[Data about app and page elements]
-=-=-

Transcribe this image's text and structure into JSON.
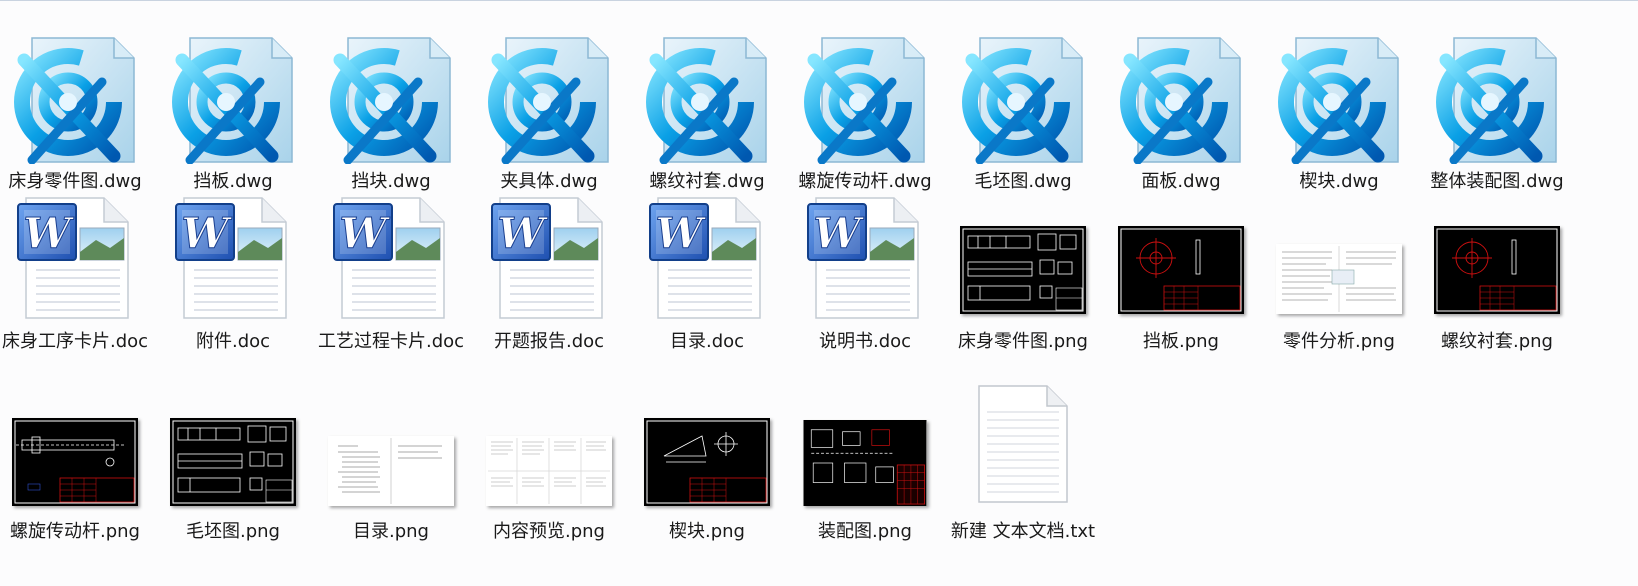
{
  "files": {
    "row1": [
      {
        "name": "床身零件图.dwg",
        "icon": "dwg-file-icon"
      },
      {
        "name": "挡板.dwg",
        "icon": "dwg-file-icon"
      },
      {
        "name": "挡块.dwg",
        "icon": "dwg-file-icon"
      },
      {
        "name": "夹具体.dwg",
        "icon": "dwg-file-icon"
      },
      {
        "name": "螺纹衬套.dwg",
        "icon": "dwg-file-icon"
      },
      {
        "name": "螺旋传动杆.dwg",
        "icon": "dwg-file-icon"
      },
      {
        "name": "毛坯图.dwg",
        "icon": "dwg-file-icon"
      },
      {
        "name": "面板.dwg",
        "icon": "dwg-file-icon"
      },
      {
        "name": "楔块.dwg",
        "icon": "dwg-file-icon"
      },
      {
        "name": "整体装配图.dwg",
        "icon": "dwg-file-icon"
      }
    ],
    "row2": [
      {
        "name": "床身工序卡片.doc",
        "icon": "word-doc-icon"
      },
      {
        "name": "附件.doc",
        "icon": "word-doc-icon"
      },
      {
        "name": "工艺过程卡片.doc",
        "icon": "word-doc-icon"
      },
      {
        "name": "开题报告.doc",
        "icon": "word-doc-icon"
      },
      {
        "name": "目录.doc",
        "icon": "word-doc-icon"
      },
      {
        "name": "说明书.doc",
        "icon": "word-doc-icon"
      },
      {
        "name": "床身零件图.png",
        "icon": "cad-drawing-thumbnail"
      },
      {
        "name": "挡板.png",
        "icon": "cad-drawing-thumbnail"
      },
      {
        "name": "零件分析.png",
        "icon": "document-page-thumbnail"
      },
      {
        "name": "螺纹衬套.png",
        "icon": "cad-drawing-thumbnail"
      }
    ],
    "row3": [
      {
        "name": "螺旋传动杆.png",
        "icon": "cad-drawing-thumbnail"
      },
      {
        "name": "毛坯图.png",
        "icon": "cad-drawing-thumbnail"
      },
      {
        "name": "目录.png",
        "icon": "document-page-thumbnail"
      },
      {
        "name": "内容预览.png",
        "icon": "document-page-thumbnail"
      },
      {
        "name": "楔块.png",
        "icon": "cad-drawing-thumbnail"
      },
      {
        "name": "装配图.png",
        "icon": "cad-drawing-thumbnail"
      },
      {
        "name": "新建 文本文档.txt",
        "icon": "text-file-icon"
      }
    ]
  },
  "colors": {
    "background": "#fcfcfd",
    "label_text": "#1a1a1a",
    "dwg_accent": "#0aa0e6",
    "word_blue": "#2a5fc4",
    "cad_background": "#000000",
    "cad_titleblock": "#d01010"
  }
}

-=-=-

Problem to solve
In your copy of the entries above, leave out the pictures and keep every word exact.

Response area
Transcribe this image's text and structure into JSON.
{
  "files": {
    "row1": [
      {
        "name": "床身零件图.dwg",
        "icon": "dwg-file-icon"
      },
      {
        "name": "挡板.dwg",
        "icon": "dwg-file-icon"
      },
      {
        "name": "挡块.dwg",
        "icon": "dwg-file-icon"
      },
      {
        "name": "夹具体.dwg",
        "icon": "dwg-file-icon"
      },
      {
        "name": "螺纹衬套.dwg",
        "icon": "dwg-file-icon"
      },
      {
        "name": "螺旋传动杆.dwg",
        "icon": "dwg-file-icon"
      },
      {
        "name": "毛坯图.dwg",
        "icon": "dwg-file-icon"
      },
      {
        "name": "面板.dwg",
        "icon": "dwg-file-icon"
      },
      {
        "name": "楔块.dwg",
        "icon": "dwg-file-icon"
      },
      {
        "name": "整体装配图.dwg",
        "icon": "dwg-file-icon"
      }
    ],
    "row2": [
      {
        "name": "床身工序卡片.doc",
        "icon": "word-doc-icon"
      },
      {
        "name": "附件.doc",
        "icon": "word-doc-icon"
      },
      {
        "name": "工艺过程卡片.doc",
        "icon": "word-doc-icon"
      },
      {
        "name": "开题报告.doc",
        "icon": "word-doc-icon"
      },
      {
        "name": "目录.doc",
        "icon": "word-doc-icon"
      },
      {
        "name": "说明书.doc",
        "icon": "word-doc-icon"
      },
      {
        "name": "床身零件图.png",
        "icon": "cad-drawing-thumbnail"
      },
      {
        "name": "挡板.png",
        "icon": "cad-drawing-thumbnail"
      },
      {
        "name": "零件分析.png",
        "icon": "document-page-thumbnail"
      },
      {
        "name": "螺纹衬套.png",
        "icon": "cad-drawing-thumbnail"
      }
    ],
    "row3": [
      {
        "name": "螺旋传动杆.png",
        "icon": "cad-drawing-thumbnail"
      },
      {
        "name": "毛坯图.png",
        "icon": "cad-drawing-thumbnail"
      },
      {
        "name": "目录.png",
        "icon": "document-page-thumbnail"
      },
      {
        "name": "内容预览.png",
        "icon": "document-page-thumbnail"
      },
      {
        "name": "楔块.png",
        "icon": "cad-drawing-thumbnail"
      },
      {
        "name": "装配图.png",
        "icon": "cad-drawing-thumbnail"
      },
      {
        "name": "新建 文本文档.txt",
        "icon": "text-file-icon"
      }
    ]
  },
  "colors": {
    "background": "#fcfcfd",
    "label_text": "#1a1a1a",
    "dwg_accent": "#0aa0e6",
    "word_blue": "#2a5fc4",
    "cad_background": "#000000",
    "cad_titleblock": "#d01010"
  }
}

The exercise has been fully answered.